A specific diet is prescribed to every resident or patient upon admission to a skilled nursing facility or hospital.
Therapeutic diets are prescribed to manage diseases such as diabetes and heart failure.
Although they are designed to improve health, they can be overly strict and limiting — especially for older adults living in long-term care.
This article explains five benefits of liberalized diets in older adults.
The Importance of Individualizing Diets
A therapeutic diet controls the intake of certain foods or nutrients.
As a modification of a regular diet, a therapeutic diet may be modified for nutrients, texture, food allergies, and food intolerances.
Unfortunately, therapeutic diets are commonly prescribed based on residents’ medical condition rather than residents’ individual goals, preferences, and informed decisions.
For many older adults, the benefits of liberalized diets outweigh the risks (1).
Diet liberalization refers to relaxing the original diet prescription meant to mange medical conditions.
For example, a resident with high blood pressure or a history of heart disease may be prescribed a low-sodium diet to control blood pressure or reduce the risk of further heart problems.
But using medications rather than dietary changes to manage these conditions can enhance the joy of eating and reduce the risk of malnutrition in older adults.
That said, there are several benefits of liberalizing strict therapeutic diets of older adults living in long-term care.
1. Decreased Risk of Malnutrition
The prevalence of malnutrition is common in older adults, affecting an estimated 25-65% (5).
Although there are several risk factors of malnutrition in older adults, overly strict therapeutic diets are a major contributor.
Therapeutic diets often make food less palatable by limiting nutrients important for taste and texture such as sodium, fat, and sugar (1).
Consequently, this can lead to poor food intake, unintentional weight loss, and an increased risk malnutrition.
Liberalized diets, however, have been shown linked with increased food intake and reduced risk of malnutrition (1).
2. Improved Quality of Life
Liberalization of the diet may improve older adults’ quality of life.
This is because strict therapeutic diets can take the joy out of residents’ dinning experiences leaving them isolated in their rooms for meals.
Diet liberalization, however, can encourage residents to dine in the common dinning area promoting socialization.
The social aspect of dinning can improve quality of life by increasing pleasure in eating and psychosocial health, which in turn, can increase food intake.
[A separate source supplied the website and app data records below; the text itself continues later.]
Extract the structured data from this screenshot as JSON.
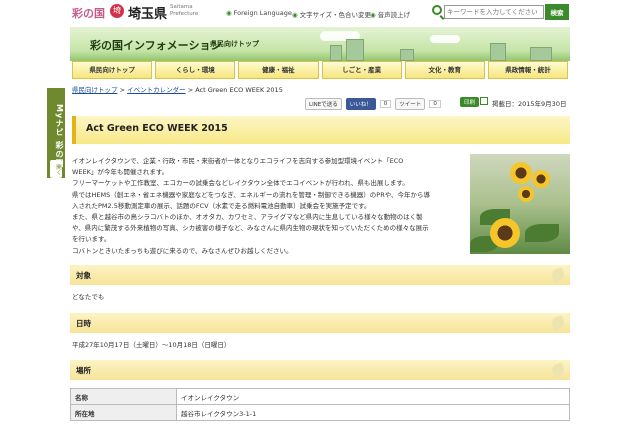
{
  "header": {
    "logo_mark": "彩の国",
    "logo_seal": "埼",
    "logo_ken": "埼玉県",
    "logo_en_1": "Saitama",
    "logo_en_2": "Prefecture",
    "links": [
      "Foreign Language",
      "文字サイズ・色合い変更",
      "音声読上げ"
    ],
    "search_placeholder": "キーワードを入力してください",
    "search_button": "検索"
  },
  "banner": {
    "title": "彩の国インフォメーション",
    "subtitle": "県民向けトップ"
  },
  "nav": [
    "県民向けトップ",
    "くらし・環境",
    "健康・福祉",
    "しごと・産業",
    "文化・教育",
    "県政情報・統計"
  ],
  "side_tab": {
    "label": "Myナビ 彩の国",
    "open": "開く"
  },
  "breadcrumb": [
    "県民向けトップ",
    "イベントカレンダー",
    "Act Green ECO WEEK 2015"
  ],
  "breadcrumb_sep": ">",
  "share": {
    "line": "LINEで送る",
    "facebook": "いいね！",
    "facebook_count": "0",
    "tweet": "ツイート",
    "tweet_count": "0",
    "print": "印刷",
    "post_date": "掲載日：2015年9月30日"
  },
  "page_title": "Act Green ECO WEEK 2015",
  "body_lines": [
    "イオンレイクタウンで、企業・行政・市民・来街者が一体となりエコライフを志向する参加型環境イベント「ECO",
    "WEEK」が今年も開催されます。",
    "フリーマーケットや工作教室、エコカーの試乗会などレイクタウン全体でエコイベントが行われ、県も出展します。",
    "県ではHEMS（創エネ・省エネ機器や家庭などをつなぎ、エネルギーの流れを管理・制御できる機器）のPRや、今年から導",
    "入されたPM2.5移動測定車の展示、話題のFCV（水素で走る燃料電池自動車）試乗会を実施予定です。",
    "また、県と越谷市の鳥シラコバトのほか、オオタカ、カワセミ、アライグマなど県内に生息している様々な動物のはく製",
    "や、県内に繁茂する外来植物の写真、シカ被害の様子など、みなさんに県内生物の現状を知っていただくための様々な展示",
    "を行います。",
    "コバトンときいたまっちも遊びに来るので、みなさんぜひお越しください。"
  ],
  "sections": {
    "target_label": "対象",
    "target_value": "どなたでも",
    "date_label": "日時",
    "date_value": "平成27年10月17日（土曜日）～10月18日（日曜日）",
    "place_label": "場所"
  },
  "place_table": [
    {
      "key": "名称",
      "value": "イオンレイクタウン"
    },
    {
      "key": "所在地",
      "value": "越谷市レイクタウン3-1-1"
    }
  ],
  "colors": {
    "accent_green": "#3a8a2a",
    "nav_yellow": "#f6e680",
    "section_yellow": "#f6e49a",
    "link_blue": "#1a4ea0"
  }
}
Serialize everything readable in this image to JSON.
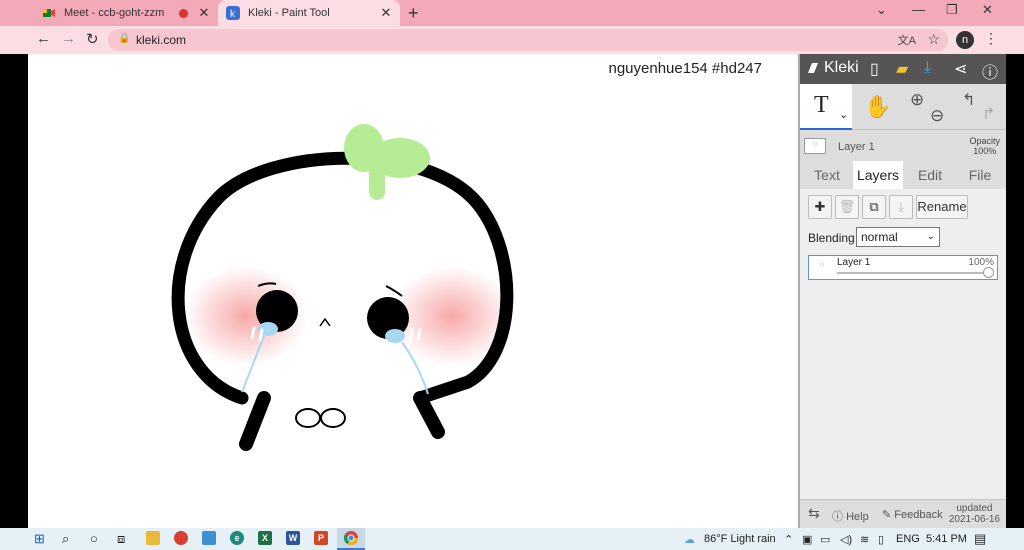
{
  "browser": {
    "tabs": [
      {
        "title": "Meet - ccb-goht-zzm",
        "active": false
      },
      {
        "title": "Kleki - Paint Tool",
        "active": true
      }
    ],
    "new_tab": "+",
    "url": "kleki.com",
    "avatar_letter": "n"
  },
  "canvas": {
    "credit": "nguyenhue154  #hd247"
  },
  "panel": {
    "logo": "Kleki",
    "layer_name": "Layer 1",
    "opacity_label": "Opacity",
    "opacity_value": "100%",
    "tabs": [
      "Text",
      "Layers",
      "Edit",
      "File"
    ],
    "active_tab": "Layers",
    "layer_buttons": {
      "rename": "Rename"
    },
    "blending_label": "Blending",
    "blending_value": "normal",
    "layers": [
      {
        "name": "Layer 1",
        "opacity": "100%",
        "opacity_fraction": 1.0
      }
    ],
    "footer": {
      "help": "Help",
      "feedback": "Feedback",
      "updated": "updated",
      "date": "2021-06-16"
    }
  },
  "taskbar": {
    "weather": "86°F  Light rain",
    "lang": "ENG",
    "time": "5:41 PM"
  }
}
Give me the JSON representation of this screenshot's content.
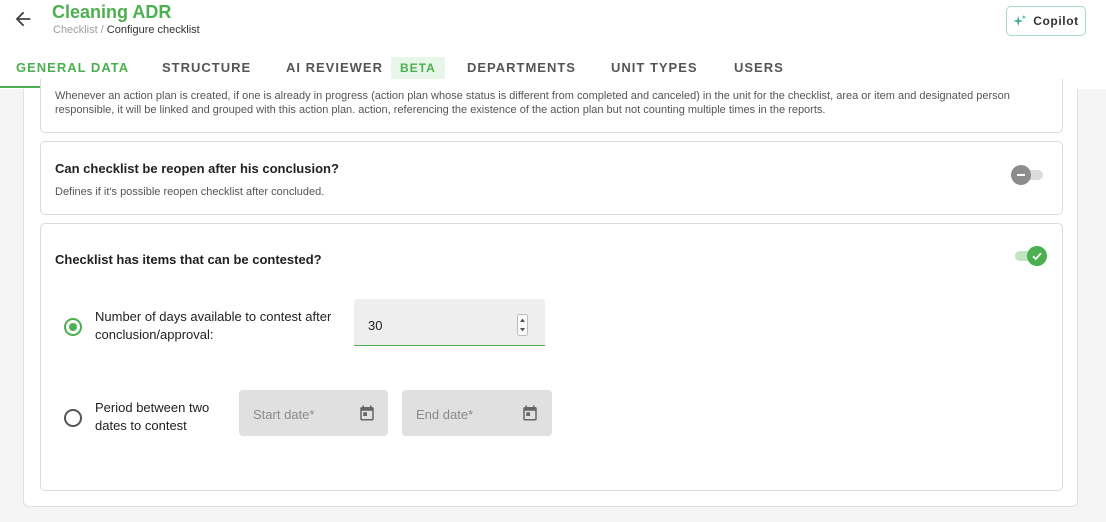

3. Decreased Risk of Pressure Ulcers
Pressure ulcers are injuries to the skin or underlying tissue resulting from unrelieved pressure on the skin.
Diet liberalization can increase food intakes by improving the flavor and variety of foods offered.
In turn, this can decrease residents’ risk of pressure ulcers through enhanced nutrition and hydration status.
4. Decreased Risk of Dehydration
Older adults are prone to dehydration due to the various physiological changes that occur with aging.
One way to combat dehydration is through diet liberalization, particularly for those who have swallowing problems.
Liquids may be thickened to a honey- or nectar-like consistency to reduce the risk of aspiration pneumonia in people with dysphagia, or difficulty swallowing.
Plus, these thickened drinks are often poorly tolerated and can contribute to poor hydration status.
That said, the reduced risk of aspiration pneumonia that may come from thickened liquids may not outweigh the benefits of improved hydration status through liberalization.
5. Decreased Costs
Liberalizing diets can reduce costs as a result of decreased supplement use.
Supplements — such as ensure or boost — are commonly prescribed to residents who aren’t meeting their nutritional needs through food alone.
Although these supplements have been shown to improve nutritional status, they are costly and not preferred if food intake can be improved through diet liberalization (9).
Therefore, it’s beneficial to minimize diet restrictions consistent with residents’ plan of care before using costly supplements.
The Bottom Line
Therapeutic diets are designed to improve health outcomes in older adults, when in fact they might do just the opposite.
Overly strict therapeutic diets are often viewed as unpalatable and can significantly reduce the joy of eating in older adults living in long-term care.
Consequently, this can lead to weight loss and other associated health complications such as malnutrition and increased risk of falls.
Therefore, people transitioning into long-term care should receive a regular diet unless there is a strong medical reason for a restricted diet.